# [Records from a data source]
= Beginning of Section =

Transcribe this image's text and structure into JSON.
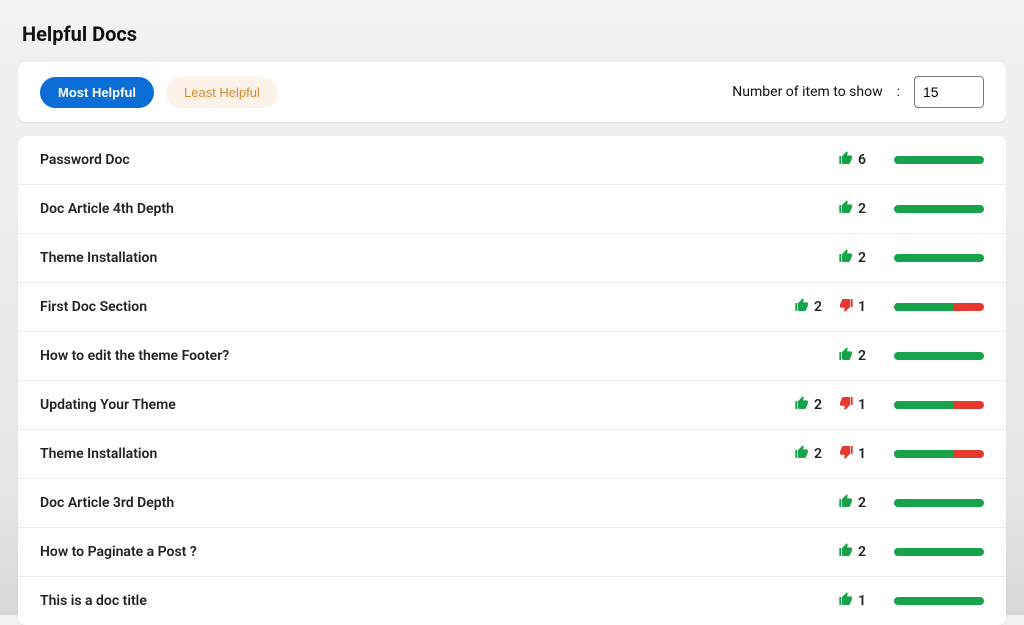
{
  "page": {
    "title": "Helpful Docs"
  },
  "toolbar": {
    "tabs": {
      "most": "Most Helpful",
      "least": "Least Helpful"
    },
    "items_label": "Number of item to show",
    "items_colon": ":",
    "items_value": "15"
  },
  "colors": {
    "up": "#17a34a",
    "down": "#e5392f",
    "accent": "#0b6ed6"
  },
  "docs": [
    {
      "title": "Password Doc",
      "up": 6,
      "down": 0
    },
    {
      "title": "Doc Article 4th Depth",
      "up": 2,
      "down": 0
    },
    {
      "title": "Theme Installation",
      "up": 2,
      "down": 0
    },
    {
      "title": "First Doc Section",
      "up": 2,
      "down": 1
    },
    {
      "title": "How to edit the theme Footer?",
      "up": 2,
      "down": 0
    },
    {
      "title": "Updating Your Theme",
      "up": 2,
      "down": 1
    },
    {
      "title": "Theme Installation",
      "up": 2,
      "down": 1
    },
    {
      "title": "Doc Article 3rd Depth",
      "up": 2,
      "down": 0
    },
    {
      "title": "How to Paginate a Post ?",
      "up": 2,
      "down": 0
    },
    {
      "title": "This is a doc title",
      "up": 1,
      "down": 0
    }
  ]
}
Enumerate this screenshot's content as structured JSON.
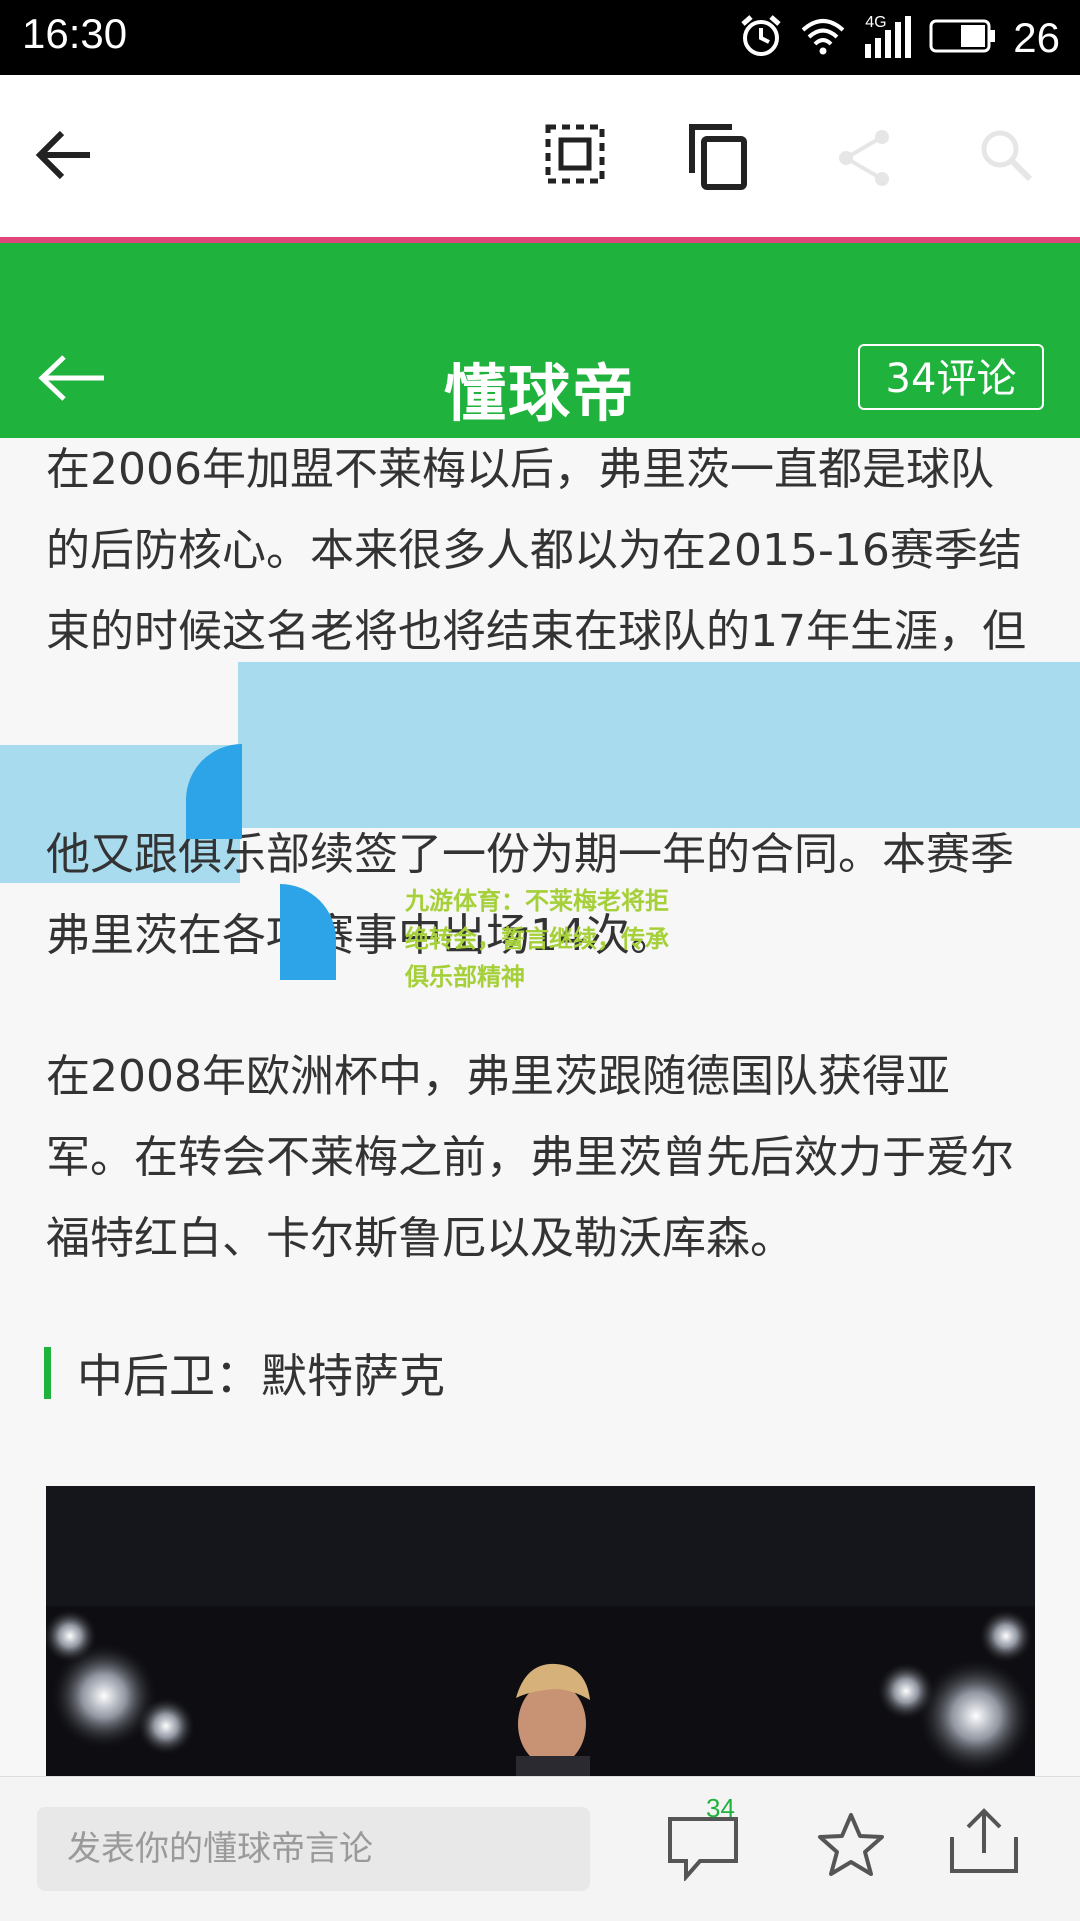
{
  "status_bar": {
    "time": "16:30",
    "network": "4G",
    "battery": "26",
    "icons": [
      "alarm-icon",
      "wifi-icon",
      "signal-icon",
      "battery-icon"
    ]
  },
  "toolbar": {
    "icons": [
      "back-arrow-icon",
      "select-all-icon",
      "copy-icon",
      "share-icon",
      "search-icon"
    ]
  },
  "app_bar": {
    "title": "懂球帝",
    "comments_button": "34评论",
    "accent_color": "#1fb33d"
  },
  "article": {
    "paragraph1": "在2006年加盟不莱梅以后，弗里茨一直都是球队的后防核心。本来很多人都以为在2015-16赛季结束的时候这名老将也将结束在球队的17年生涯，但",
    "paragraph2": "他又跟俱乐部续签了一份为期一年的合同。本赛季弗里茨在各项赛事中出场14次。",
    "paragraph3": "在2008年欧洲杯中，弗里茨跟随德国队获得亚军。在转会不莱梅之前，弗里茨曾先后效力于爱尔福特红白、卡尔斯鲁厄以及勒沃库森。",
    "overlay_text": "九游体育：不莱梅老将拒绝转会，誓言继续，传承俱乐部精神",
    "section_heading": "中后卫：默特萨克",
    "selection_color": "#a8dbee"
  },
  "bottom_bar": {
    "comment_placeholder": "发表你的懂球帝言论",
    "comment_count": "34",
    "icons": [
      "comment-icon",
      "star-icon",
      "share-upload-icon"
    ]
  }
}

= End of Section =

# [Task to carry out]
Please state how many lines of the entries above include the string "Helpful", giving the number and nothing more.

# [Solution for this problem]
3